Task to carry out =>
Copy every line in the listing that contains "subtitle".

Exercise input: Begin

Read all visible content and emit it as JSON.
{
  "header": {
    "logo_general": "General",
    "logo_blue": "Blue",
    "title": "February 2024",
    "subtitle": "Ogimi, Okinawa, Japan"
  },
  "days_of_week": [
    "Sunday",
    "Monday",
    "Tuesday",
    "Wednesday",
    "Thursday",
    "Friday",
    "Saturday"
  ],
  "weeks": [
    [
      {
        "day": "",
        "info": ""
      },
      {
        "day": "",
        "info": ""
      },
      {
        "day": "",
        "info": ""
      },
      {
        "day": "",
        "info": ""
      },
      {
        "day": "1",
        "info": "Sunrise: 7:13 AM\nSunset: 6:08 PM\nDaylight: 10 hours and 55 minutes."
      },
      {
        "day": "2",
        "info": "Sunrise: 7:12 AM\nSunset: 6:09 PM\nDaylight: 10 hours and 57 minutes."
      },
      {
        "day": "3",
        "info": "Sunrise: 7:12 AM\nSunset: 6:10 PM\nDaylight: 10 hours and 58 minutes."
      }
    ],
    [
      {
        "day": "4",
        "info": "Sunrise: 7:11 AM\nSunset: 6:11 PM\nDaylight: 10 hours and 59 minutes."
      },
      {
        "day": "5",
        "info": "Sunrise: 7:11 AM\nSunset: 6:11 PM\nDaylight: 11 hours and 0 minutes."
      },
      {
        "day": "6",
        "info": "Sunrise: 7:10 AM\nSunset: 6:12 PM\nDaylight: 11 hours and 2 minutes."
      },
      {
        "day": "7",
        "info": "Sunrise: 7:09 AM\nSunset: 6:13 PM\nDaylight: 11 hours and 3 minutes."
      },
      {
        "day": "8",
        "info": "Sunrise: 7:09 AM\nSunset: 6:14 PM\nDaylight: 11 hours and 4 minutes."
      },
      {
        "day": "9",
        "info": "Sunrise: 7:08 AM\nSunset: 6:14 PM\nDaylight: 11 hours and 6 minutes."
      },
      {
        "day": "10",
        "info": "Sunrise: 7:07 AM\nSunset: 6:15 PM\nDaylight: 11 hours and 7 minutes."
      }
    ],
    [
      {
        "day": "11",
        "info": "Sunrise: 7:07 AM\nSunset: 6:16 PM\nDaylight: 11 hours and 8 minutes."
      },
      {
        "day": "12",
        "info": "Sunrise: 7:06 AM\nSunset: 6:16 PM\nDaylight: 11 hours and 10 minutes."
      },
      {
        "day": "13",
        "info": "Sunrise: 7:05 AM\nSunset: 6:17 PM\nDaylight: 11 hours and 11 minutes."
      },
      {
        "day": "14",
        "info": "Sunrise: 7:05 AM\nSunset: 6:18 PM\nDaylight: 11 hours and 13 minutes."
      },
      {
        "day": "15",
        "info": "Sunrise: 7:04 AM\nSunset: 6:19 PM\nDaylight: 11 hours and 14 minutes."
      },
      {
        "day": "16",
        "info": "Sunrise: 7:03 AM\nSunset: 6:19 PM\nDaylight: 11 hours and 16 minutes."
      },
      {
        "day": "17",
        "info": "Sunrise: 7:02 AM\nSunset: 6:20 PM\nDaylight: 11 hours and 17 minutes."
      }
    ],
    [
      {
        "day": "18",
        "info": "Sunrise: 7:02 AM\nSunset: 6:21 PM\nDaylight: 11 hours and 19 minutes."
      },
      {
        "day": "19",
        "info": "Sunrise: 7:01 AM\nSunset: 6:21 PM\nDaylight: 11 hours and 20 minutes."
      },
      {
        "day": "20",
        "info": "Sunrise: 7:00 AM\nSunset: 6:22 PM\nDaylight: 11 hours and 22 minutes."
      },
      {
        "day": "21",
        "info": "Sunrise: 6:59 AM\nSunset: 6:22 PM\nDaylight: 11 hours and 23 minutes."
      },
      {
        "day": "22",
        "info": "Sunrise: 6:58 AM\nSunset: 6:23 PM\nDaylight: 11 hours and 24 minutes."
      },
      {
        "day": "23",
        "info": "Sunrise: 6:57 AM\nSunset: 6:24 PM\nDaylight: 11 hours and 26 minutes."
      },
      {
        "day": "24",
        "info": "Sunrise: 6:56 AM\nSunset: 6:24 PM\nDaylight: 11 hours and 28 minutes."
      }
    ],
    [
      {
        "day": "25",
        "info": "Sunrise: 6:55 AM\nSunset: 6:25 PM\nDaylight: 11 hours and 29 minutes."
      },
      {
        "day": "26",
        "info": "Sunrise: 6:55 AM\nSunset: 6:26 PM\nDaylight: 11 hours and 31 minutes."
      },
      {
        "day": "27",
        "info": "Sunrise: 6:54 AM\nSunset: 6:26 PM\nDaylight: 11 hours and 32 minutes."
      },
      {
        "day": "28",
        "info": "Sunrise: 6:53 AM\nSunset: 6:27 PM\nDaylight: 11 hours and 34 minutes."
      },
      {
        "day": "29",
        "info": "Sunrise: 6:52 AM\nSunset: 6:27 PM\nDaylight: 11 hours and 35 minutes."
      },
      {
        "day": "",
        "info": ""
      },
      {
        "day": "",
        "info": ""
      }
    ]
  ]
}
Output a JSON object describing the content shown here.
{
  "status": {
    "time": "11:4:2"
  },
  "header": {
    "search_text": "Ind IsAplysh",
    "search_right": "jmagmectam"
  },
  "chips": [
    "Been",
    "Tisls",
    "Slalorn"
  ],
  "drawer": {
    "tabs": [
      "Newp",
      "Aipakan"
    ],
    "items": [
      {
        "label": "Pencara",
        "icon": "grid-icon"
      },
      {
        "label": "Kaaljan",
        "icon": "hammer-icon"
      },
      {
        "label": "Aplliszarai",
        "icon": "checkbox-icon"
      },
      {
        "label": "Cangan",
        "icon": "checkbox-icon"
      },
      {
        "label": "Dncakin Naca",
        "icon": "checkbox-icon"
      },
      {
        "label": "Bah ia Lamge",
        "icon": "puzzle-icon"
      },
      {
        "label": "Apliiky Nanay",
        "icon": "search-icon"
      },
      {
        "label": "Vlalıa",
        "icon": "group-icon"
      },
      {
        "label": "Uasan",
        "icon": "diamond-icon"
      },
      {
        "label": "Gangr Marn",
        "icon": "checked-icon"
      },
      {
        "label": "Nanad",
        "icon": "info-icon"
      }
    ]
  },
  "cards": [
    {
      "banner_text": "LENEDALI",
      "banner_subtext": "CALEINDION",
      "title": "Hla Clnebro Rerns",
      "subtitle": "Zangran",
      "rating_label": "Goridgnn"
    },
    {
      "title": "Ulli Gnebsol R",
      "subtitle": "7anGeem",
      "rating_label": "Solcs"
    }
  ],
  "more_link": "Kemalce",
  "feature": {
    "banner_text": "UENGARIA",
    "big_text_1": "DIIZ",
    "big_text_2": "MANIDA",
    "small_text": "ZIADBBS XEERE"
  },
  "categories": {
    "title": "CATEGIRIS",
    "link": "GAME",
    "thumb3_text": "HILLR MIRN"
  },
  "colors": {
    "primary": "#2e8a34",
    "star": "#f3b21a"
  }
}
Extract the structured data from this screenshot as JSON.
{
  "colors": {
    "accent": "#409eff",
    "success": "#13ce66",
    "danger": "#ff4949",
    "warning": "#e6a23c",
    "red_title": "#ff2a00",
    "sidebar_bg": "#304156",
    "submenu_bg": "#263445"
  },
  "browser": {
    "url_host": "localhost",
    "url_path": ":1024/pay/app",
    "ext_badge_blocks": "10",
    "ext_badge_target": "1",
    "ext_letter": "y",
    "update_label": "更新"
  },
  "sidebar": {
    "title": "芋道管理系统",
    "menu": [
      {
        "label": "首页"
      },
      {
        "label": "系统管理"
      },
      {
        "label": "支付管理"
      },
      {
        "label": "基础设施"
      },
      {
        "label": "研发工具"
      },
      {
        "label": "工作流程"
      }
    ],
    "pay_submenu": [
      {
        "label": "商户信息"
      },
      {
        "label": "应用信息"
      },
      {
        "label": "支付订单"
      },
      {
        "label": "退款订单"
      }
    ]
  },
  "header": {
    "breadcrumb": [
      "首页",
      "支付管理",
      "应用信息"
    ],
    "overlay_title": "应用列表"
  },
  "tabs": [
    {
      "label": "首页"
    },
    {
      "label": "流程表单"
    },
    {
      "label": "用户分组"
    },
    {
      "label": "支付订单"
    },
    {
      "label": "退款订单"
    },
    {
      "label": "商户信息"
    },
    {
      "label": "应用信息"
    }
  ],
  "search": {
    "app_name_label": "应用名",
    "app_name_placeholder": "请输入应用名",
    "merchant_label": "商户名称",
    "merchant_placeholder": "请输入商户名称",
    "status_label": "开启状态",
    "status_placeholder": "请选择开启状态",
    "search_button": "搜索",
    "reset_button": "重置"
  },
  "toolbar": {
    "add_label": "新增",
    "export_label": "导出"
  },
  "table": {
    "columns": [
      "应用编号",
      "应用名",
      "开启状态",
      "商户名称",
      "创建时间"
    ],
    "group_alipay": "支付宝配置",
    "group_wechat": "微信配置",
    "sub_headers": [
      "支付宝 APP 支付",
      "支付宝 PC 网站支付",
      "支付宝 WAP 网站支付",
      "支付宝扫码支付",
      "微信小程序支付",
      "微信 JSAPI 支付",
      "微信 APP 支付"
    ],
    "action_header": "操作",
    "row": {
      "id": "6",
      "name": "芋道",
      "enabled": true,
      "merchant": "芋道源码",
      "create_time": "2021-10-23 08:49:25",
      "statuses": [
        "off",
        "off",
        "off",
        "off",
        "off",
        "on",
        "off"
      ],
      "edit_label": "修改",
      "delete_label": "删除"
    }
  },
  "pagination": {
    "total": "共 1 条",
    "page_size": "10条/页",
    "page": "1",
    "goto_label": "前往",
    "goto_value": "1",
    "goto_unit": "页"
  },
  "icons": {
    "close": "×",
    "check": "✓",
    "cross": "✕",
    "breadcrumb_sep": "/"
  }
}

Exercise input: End

Reply to the exercise =>
    "subtitle": "Ogimi, Okinawa, Japan"
      "subtitle": "Zangran",
      "subtitle": "7anGeem",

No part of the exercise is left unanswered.